- Encourage students to choose tasks that rely on students’ strengths rather than amplifying weaknesses (e.g., oral report with costume or props in lieu of a written report for students who do not have strong written language skills)
- Encourage knowledge and understanding of individual areas of strengths and need
- Be sensitive to students’ frustrations while supplying strategies for dropping out of activities with integrity (e.g., provide an escape route such as a quiet corner or allowing students hall passes to cope with feelings of frustration by taking a brief walk)

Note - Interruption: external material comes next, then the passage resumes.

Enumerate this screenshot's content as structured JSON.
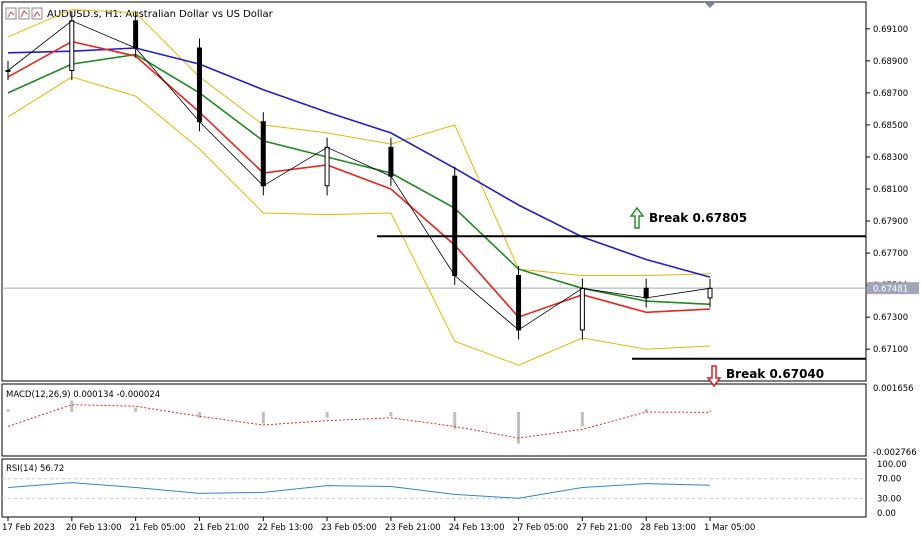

- Understand students’ need for emotional support to create a connectedness that is very powerful in motivating students to make decisions to work hard (Coleman, 2005)

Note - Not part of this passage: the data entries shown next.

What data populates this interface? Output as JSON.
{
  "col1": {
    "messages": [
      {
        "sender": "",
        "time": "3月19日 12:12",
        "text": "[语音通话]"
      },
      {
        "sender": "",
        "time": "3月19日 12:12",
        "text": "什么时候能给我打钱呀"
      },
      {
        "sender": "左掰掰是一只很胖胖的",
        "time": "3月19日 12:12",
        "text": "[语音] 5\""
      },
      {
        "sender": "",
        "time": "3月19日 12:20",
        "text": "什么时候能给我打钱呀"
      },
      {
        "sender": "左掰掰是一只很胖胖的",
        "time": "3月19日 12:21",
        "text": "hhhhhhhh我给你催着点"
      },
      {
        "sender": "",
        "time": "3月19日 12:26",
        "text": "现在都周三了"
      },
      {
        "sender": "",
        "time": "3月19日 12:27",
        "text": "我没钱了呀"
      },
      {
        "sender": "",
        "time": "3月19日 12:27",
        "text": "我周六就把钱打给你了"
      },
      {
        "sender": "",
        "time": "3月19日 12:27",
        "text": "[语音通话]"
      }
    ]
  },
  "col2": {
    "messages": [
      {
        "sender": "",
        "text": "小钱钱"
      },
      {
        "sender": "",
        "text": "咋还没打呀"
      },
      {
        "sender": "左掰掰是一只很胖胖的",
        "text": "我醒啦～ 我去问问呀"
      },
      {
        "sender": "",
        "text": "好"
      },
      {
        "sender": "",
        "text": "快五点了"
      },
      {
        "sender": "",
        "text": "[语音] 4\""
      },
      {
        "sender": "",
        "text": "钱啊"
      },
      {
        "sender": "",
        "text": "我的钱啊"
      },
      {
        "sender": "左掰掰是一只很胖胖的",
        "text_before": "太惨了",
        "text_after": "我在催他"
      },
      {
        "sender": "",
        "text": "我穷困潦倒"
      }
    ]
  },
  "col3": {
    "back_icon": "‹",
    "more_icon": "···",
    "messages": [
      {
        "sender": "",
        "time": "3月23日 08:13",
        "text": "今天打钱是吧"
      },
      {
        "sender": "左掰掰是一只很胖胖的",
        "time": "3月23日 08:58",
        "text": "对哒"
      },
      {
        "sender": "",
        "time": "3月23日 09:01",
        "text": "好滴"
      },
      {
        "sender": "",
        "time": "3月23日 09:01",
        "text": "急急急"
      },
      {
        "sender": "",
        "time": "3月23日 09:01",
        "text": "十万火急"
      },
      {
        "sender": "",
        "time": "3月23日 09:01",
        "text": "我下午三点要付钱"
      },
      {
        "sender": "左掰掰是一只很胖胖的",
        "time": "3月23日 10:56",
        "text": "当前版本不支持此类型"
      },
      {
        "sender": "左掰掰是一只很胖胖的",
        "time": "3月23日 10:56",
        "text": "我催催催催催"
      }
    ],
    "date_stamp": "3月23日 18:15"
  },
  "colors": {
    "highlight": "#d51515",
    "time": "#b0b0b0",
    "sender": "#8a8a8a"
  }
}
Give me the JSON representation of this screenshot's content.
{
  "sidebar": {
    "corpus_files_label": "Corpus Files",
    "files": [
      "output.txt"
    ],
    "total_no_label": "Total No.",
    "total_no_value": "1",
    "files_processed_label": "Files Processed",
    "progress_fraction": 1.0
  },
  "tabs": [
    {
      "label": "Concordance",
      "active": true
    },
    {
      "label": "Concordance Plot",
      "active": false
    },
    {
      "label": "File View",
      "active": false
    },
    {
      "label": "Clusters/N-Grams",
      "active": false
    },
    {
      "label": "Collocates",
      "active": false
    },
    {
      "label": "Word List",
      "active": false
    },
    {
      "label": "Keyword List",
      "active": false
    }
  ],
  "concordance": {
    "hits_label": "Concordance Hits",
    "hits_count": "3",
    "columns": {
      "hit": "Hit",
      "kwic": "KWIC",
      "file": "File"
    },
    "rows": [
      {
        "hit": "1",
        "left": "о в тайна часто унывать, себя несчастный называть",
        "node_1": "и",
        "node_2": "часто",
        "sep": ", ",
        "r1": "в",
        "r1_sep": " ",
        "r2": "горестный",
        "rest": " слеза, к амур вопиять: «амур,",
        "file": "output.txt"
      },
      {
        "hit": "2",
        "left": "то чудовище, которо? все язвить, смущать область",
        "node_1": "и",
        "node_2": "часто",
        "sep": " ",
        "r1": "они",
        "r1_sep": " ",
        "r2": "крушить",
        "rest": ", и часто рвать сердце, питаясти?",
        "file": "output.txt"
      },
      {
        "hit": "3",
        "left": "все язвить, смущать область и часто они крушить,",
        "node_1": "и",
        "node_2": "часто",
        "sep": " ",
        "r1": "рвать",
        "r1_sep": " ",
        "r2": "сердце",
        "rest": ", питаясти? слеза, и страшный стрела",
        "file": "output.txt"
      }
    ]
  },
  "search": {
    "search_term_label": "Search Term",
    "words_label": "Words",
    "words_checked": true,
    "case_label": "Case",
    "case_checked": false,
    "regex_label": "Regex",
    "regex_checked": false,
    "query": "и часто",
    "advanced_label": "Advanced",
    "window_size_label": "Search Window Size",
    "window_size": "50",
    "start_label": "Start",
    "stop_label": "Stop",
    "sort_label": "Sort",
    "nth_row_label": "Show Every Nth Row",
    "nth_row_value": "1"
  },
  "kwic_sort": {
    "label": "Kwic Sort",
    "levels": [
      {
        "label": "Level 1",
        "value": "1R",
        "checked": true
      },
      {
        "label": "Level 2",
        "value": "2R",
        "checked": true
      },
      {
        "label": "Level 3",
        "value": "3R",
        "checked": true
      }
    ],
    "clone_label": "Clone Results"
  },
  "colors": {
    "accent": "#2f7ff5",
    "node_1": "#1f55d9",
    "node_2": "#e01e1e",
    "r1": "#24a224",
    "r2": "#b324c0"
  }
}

- Teach learning strategies that provide students with a logical sequence of steps that make attacking difficult tasks more manageable (Margolis & McCabe, 2006) (e.g., the Strategic Instruction Model, University of Kansas, Center for Research on Learning, 2008, which employs specific strategies for reading, remembering, writing, performing math operations, and demonstrating competence. These explicit approaches are useful to enhance success and confidence in students who are identified as gifted/LD.)

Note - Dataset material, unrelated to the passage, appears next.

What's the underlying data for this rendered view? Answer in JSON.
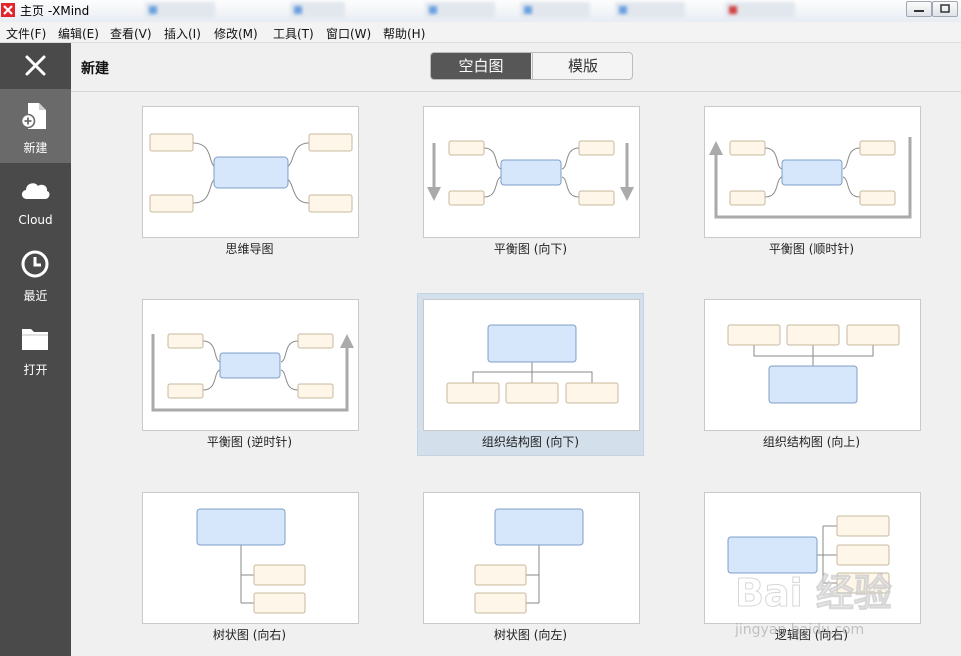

- Teach self-regulation strategies such as chunking and setting short- and long-term goals (Zimmerman, Bonner, & Kovach, 1996)
Allow students to use technology such as calculators and speech-recognition software
In summary, programming for students who are gifted and who have learning disabilities should focus on developing their gifted potential while offering educational interventions and accommodations in areas of academic weakness. With these dual goals in mind, educators can contribute to both the educational and emotional development of these talented students so that they can achieve the success they deserve.
Numerous organizations, through print and online means, provide instructional strategies and suggestions for teaching students who are twice exceptional. This section of the summary highlights some Canadian and US resources.
In British Columbia, Corinne Bees authored under the auspices of, and published by, the Advocacy Group for Gifted/LD, a resource entitled, Gifted and Learning Disabled: A Handbook. The foreword of the handbook states “This handbook is for people who are interested in understanding and supporting those who are gifted and also have learning disabilities (Gifted/LD) be they children, youth, or adults. Parents, in particular, will benefit from an increased understanding of their children and how to navigate their child's voyage through the school system.”
This handbook is divided into four main sections, including:
- What is Gifted/LD – definition, characteristics, diagnostic criteria
- Curricular Needs and Strategies – IEPs, adaptations, enrichment, strategies, professional development
- Comments from parents, GOLD alumni comments and Gold alumni achievements
- Services for Students Who are Gifted/LD – located in Vancouver, BC
The National Resource Center on Gifted & Talented (University of Connecticut) offers research-based and online resources:
Bees, Corinne. (2009). Gifted and Learning Disabled: A Handbook. The Advocacy Group for Gifted/LD. Vancouver, BC.
Ontario Ministry of Education. (2001). Special Education: A Guide for Educators. p. A20.
Whitmore, J.R., & Maker, C.J. (1985). Intellectual giftedness in disabled persons. Rockville, MD: Aspen.
William & Mary School of Education. (2014). Twice Exceptional. Retrieved from http://education.wm.edu/centers/ttac/resources/considerations/packets/index.php